3.5 For people aged 6–17 years, infliximab is given as a 5-mg/kg intravenous infusion followed by additional 5-mg/kg doses at 2 and 6 weeks after the first dose, then every 8 weeks thereafter.

3.6 A 100-mg vial of infliximab costs £419.62 (excluding VAT; 'British national formulary' [BNF], 58th edition). The drug cost differs between individuals because the dose is adjusted to each person's body weight. For example, if it is assumed that vials are not shared between patients, for a person weighing 73 kg the cost per infusion would be £1678, corresponding to four 100-mg vials needed for a dose of 365 mg. For a course of two infusions, with an assumed drug administration cost for each infusion of £258, the total cost is approximately £3872. The total cost of continuing therapy at a standard dosage for 12 months is approximately £12,584. Costs may also vary in different settings because of negotiated procurement discounts.

Adalimumab

3.7 Adalimumab (Abbott Laboratories) is a recombinant human monoclonal antibody that binds specifically to TNF-α, blocking interaction with its cell-surface receptors and thereby limiting the promotion of inflammatory pathways.
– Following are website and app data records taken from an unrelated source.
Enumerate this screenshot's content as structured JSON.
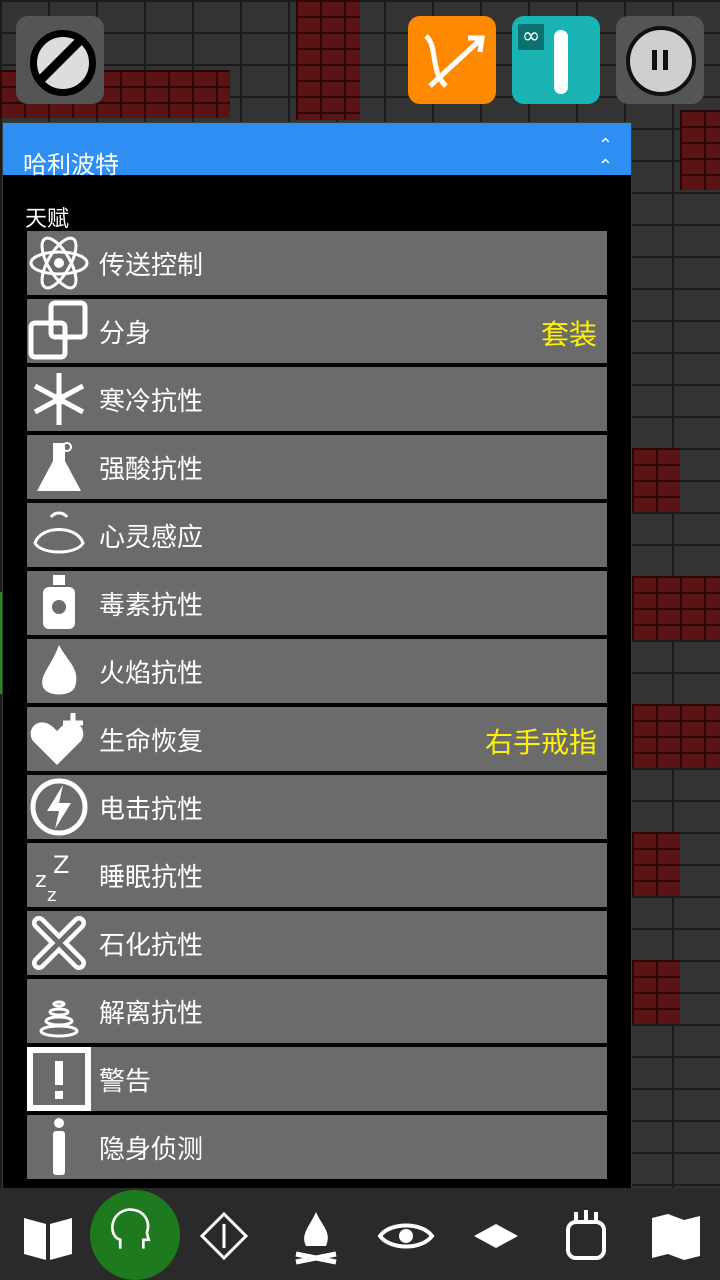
{
  "panel": {
    "title": "哈利波特",
    "collapse_icon": "double-chevron-up",
    "section": "天赋"
  },
  "talents": [
    {
      "label": "传送控制",
      "icon": "atom-icon",
      "tag": ""
    },
    {
      "label": "分身",
      "icon": "clone-icon",
      "tag": "套装"
    },
    {
      "label": "寒冷抗性",
      "icon": "snowflake-icon",
      "tag": ""
    },
    {
      "label": "强酸抗性",
      "icon": "flask-icon",
      "tag": ""
    },
    {
      "label": "心灵感应",
      "icon": "telepathy-head-icon",
      "tag": ""
    },
    {
      "label": "毒素抗性",
      "icon": "poison-bottle-icon",
      "tag": ""
    },
    {
      "label": "火焰抗性",
      "icon": "fire-icon",
      "tag": ""
    },
    {
      "label": "生命恢复",
      "icon": "heart-plus-icon",
      "tag": "右手戒指"
    },
    {
      "label": "电击抗性",
      "icon": "lightning-icon",
      "tag": ""
    },
    {
      "label": "睡眠抗性",
      "icon": "zzz-icon",
      "tag": ""
    },
    {
      "label": "石化抗性",
      "icon": "cross-icon",
      "tag": ""
    },
    {
      "label": "解离抗性",
      "icon": "spiral-icon",
      "tag": ""
    },
    {
      "label": "警告",
      "icon": "exclamation-icon",
      "tag": ""
    },
    {
      "label": "隐身侦测",
      "icon": "figure-icon",
      "tag": ""
    }
  ],
  "colors": {
    "header": "#2f8ef2",
    "row": "#6b6b6b",
    "tag": "#fff200",
    "bow_button": "#ff8a00",
    "wand_button": "#1ab3b3"
  },
  "top_buttons": [
    "cancel-icon",
    "bow-arrow-icon",
    "wand-icon",
    "pause-icon"
  ],
  "wand": {
    "symbol": "∞"
  },
  "bottom_bar": [
    "book-icon",
    "head-icon",
    "compass-icon",
    "campfire-icon",
    "eye-icon",
    "grid-icon",
    "hand-icon",
    "map-icon"
  ]
}
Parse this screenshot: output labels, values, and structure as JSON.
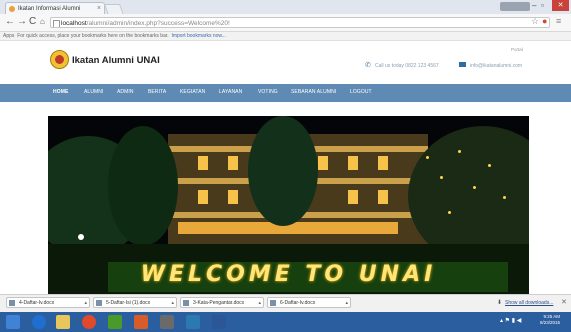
{
  "browser": {
    "tab_title": "Ikatan Informasi Alumni",
    "tab_close": "×",
    "url_host": "localhost",
    "url_path": "/alumni/admin/index.php?success=Welcome%20!",
    "bookmarks_prefix": "Apps",
    "bookmarks_text": "For quick access, place your bookmarks here on the bookmarks bar.",
    "bookmarks_link": "Import bookmarks now..."
  },
  "site": {
    "title": "Ikatan Alumni UNAI",
    "portal_label": "Portal",
    "phone_text": "Call us today 0822 123 4567",
    "email_text": "info@ikatanalumni.com",
    "nav": [
      "HOME",
      "ALUMNI",
      "ADMIN",
      "BERITA",
      "KEGIATAN",
      "LAYANAN",
      "VOTING",
      "SEBARAN ALUMNI",
      "LOGOUT"
    ],
    "hero_text": "WELCOME TO UNAI"
  },
  "downloads": {
    "items": [
      "4-Daftar-Iv.docx",
      "5-Daftar-Isi (1).docx",
      "3-Kata-Pengantar.docx",
      "6-Daftar-Iv.docx"
    ],
    "show_all": "Show all downloads..."
  },
  "taskbar": {
    "time": "9:25 AM",
    "date": "8/23/2015"
  },
  "colors": {
    "navbar": "#5f8ab3",
    "taskbar": "#2a5e9e",
    "welcome_text": "#ffe67a"
  }
}
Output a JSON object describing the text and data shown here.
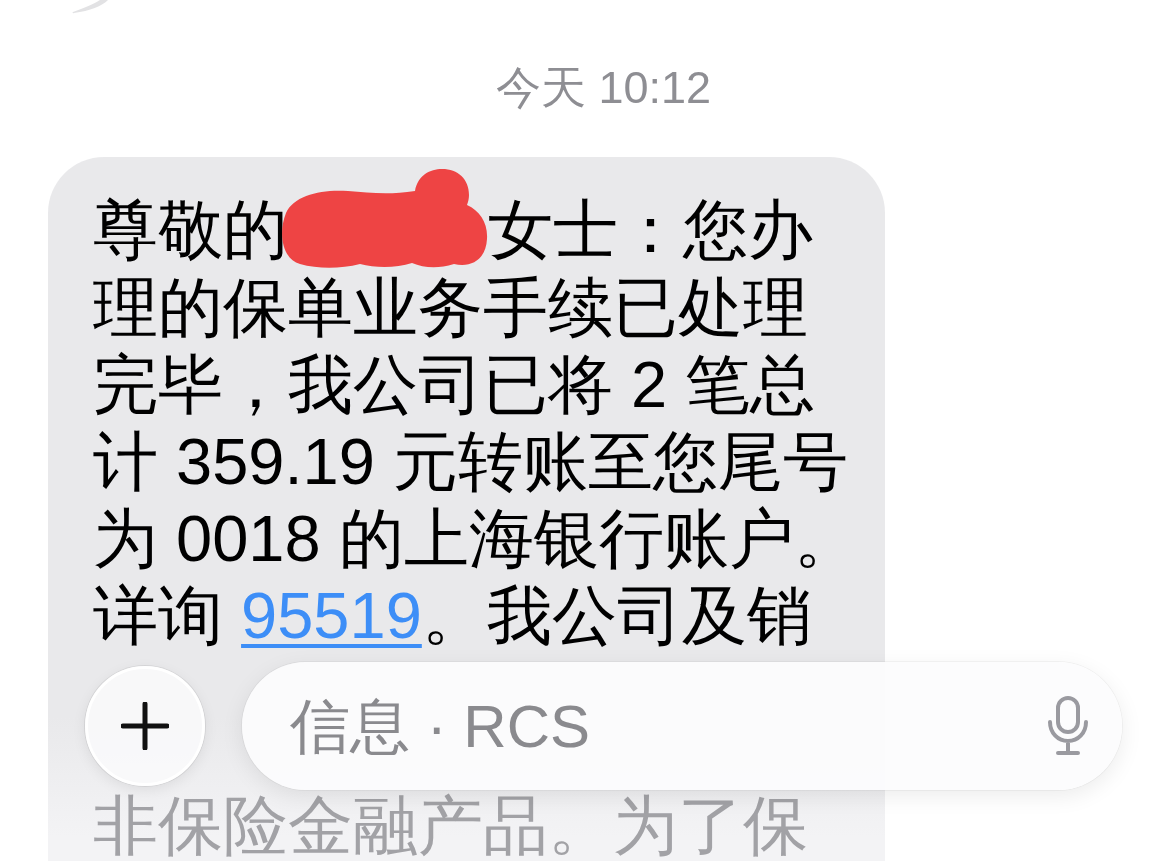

Adalimumab is indicated for the treatment of severe, active Crohn's disease in people whose disease has not responded despite full and adequate treatment with an immunosuppressant and/or corticosteroid, or who are intolerant to or have contraindications to such therapies. For induction therapy adalimumab should be given in combination with corticosteroids. Adalimumab can be given as monotherapy if a person is intolerant to corticosteroids or when continued treatment with corticosteroids is inappropriate.

3.8 Common adverse events associated with adalimumab include injection site reactions and infections. Before therapy is started, all patients must be screened for active and inactive tuberculosis. Adalimumab is contraindicated in patients with moderate to severe heart failure, active tuberculosis and other severe infections. For full details of side effects and contraindications, see the SPC.

3.9 The adalimumab induction treatment dose regimen for adults with severe Crohn's disease is 80 mg via subcutaneous injection, followed by 40 mg 2 weeks later. If there is a need for a more rapid response to therapy, a dose of 160 mg followed by 80 mg 2 weeks later can be used, though the risk of adverse events with this higher dose is greater during induction. After induction treatment the recommended dose is 40 mg every other week. This can be increased to 40 mg every week in people whose disease shows a decrease in response to treatment. According to the SPC, continued therapy should be carefully reconsidered in patients whose disease does not respond within 12 weeks of initiating treatment.

3.10 Adalimumab costs £357.50 per 40-mg prefilled syringe (excluding VAT; BNF, 58th edition). Normal induction treatment costs approximately £1073 and the cost to continue treatment at a standard dosage for 1 year is £9295. Costs may vary in different settings because of negotiated procurement discounts.

  • National Institute for Health and Care Excellence (NICE)